She had no doubt that she would know him the second she laid eyes upon him; Hagrid had come to the castle to inform her of the boy's progress when she had expressed her concerns during the start of year staff meeting.

Her heart tightened in worry when she couldn't spot him; a small child, Hagrid had said, thin but bearing the unmistakable stamp of his lineage in the intense regard.

Minerva knew there had been problems getting his letter to him. She had been privy to Hagrid's tribulations in that respect. Schooling herself to scan the group more carefully, Minerva once again hoped Albus had been right to leave the child with those Muggles.

Movement attracted her eye; a tall redheaded boy shuffled under the torch bracket and Minerva finally understood that descriptor so beloved of romance novelists; her heart leaped. It didn't so much leap as turn over, taking her stomach along in sympathy.

There, in the shadow of the redhead –he had to be another Weasley, the resemblance was too pronounced— was the boy she sought.
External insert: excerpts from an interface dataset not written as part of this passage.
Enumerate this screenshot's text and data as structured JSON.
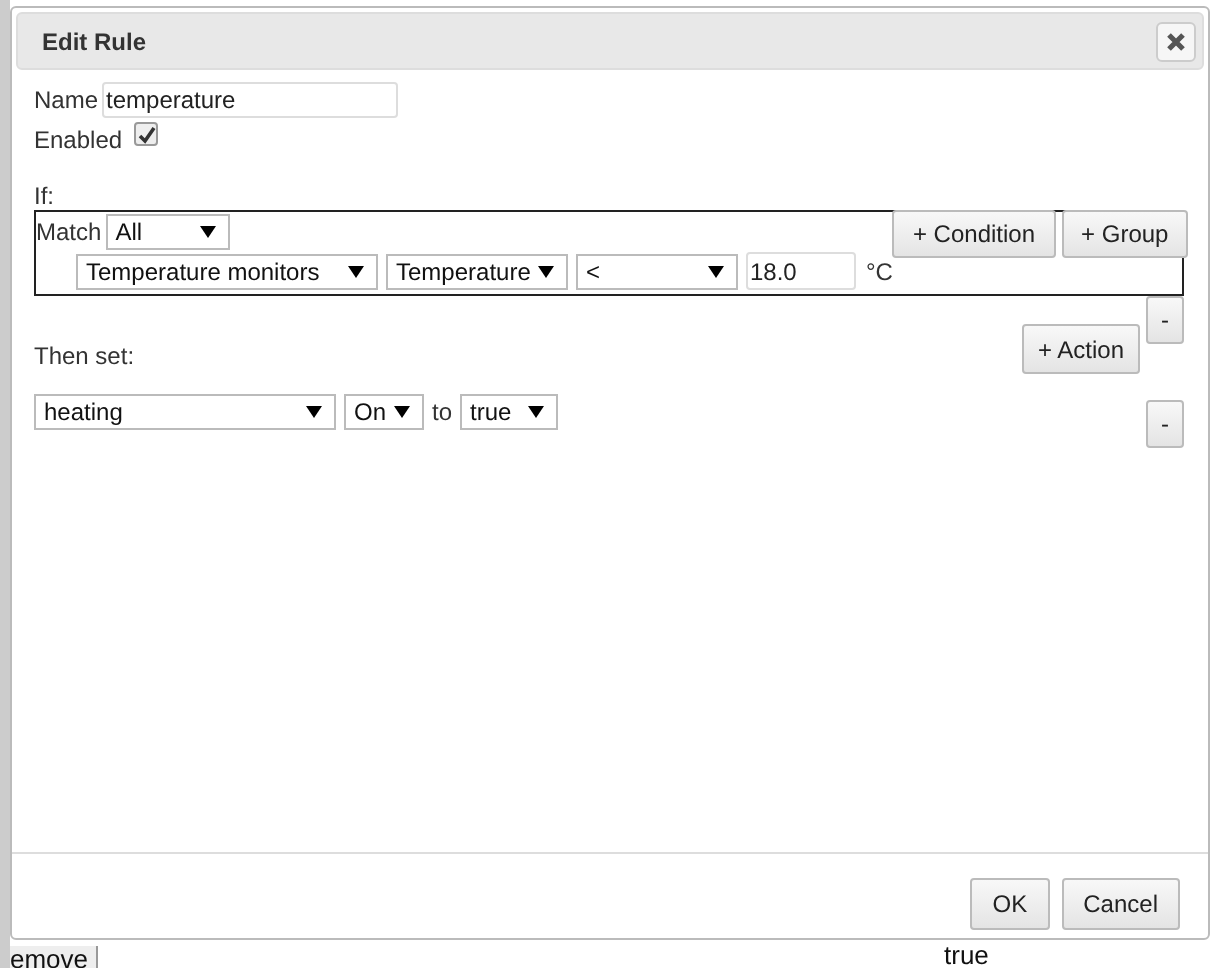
{
  "window": {
    "title": "Edit Rule"
  },
  "name_field": {
    "label": "Name",
    "value": "temperature"
  },
  "enabled": {
    "label": "Enabled",
    "checked": true
  },
  "if_label": "If:",
  "condition_group": {
    "match_label": "Match",
    "match": "All",
    "add_condition": "+ Condition",
    "add_group": "+ Group",
    "remove": "-",
    "conditions": [
      {
        "device": "Temperature monitors",
        "property": "Temperature",
        "operator": "<",
        "value": "18.0",
        "unit": "°C"
      }
    ]
  },
  "then_label": "Then set:",
  "add_action": "+ Action",
  "actions": [
    {
      "device": "heating",
      "property": "On",
      "to_label": "to",
      "value": "true",
      "remove": "-"
    }
  ],
  "buttons": [
    "OK",
    "Cancel"
  ],
  "background_cells": [
    "emove",
    "true"
  ]
}
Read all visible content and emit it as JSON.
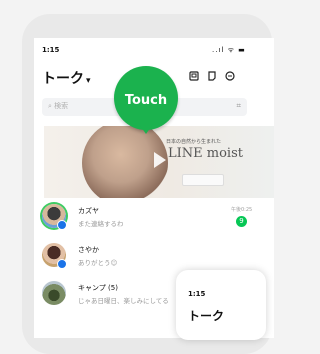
{
  "status_bar": {
    "time": "1:15",
    "icons": "..ıl ᯤ ▬"
  },
  "header": {
    "title": "トーク",
    "chevron": "▾"
  },
  "search": {
    "placeholder": "検索",
    "qr_icon": "⌗"
  },
  "banner": {
    "tagline": "日本の自然から生まれた",
    "brand": "LINE moist",
    "product_label": "LINE moist"
  },
  "chats": [
    {
      "name": "カズヤ",
      "message": "また連絡するわ",
      "time": "午後0:25",
      "unread": "9"
    },
    {
      "name": "さやか",
      "message": "ありがとう☺"
    },
    {
      "name": "キャンプ (5)",
      "message": "じゃあ日曜日、楽しみにしてる"
    }
  ],
  "overlay": {
    "touch_label": "Touch"
  },
  "second_screen": {
    "time": "1:15",
    "title": "トーク"
  },
  "colors": {
    "line_green": "#06c755",
    "touch_green": "#1bb24e",
    "badge_blue": "#1a73e8"
  }
}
Staring at her in wide-eyed attention, he resembled his murdered father so strongly that Minerva experienced the same rush of emotion that she had known upon hearing of that young man's death.

He had the same all-over-the-place hair, wore similar narrow-rimmed spectacles and yet, remembering the father at the same age, there was a distinct absence of mischief in his regard. Recalling Hagrid's bewildered confession when he reported to Albus his success at retrieving the boy from his Muggle relations, and his worries for the poor boy, Minerva wondered how he would cope.

Hagrid's admission that this boy –this boy— knew nothing of his past, the wizarding world or of magic had both shocked her to the core and annoyed her beyond her ability to express it, unless she resorted to the use of coarse anglo-saxonisms.

She let her eyes move onto another child, a brown-eyed girl, listening to every word with uttermost attention that found approval with Minerva, but her thoughts remained back with the owner of the almond-shaped, bright green eyes.

finitum est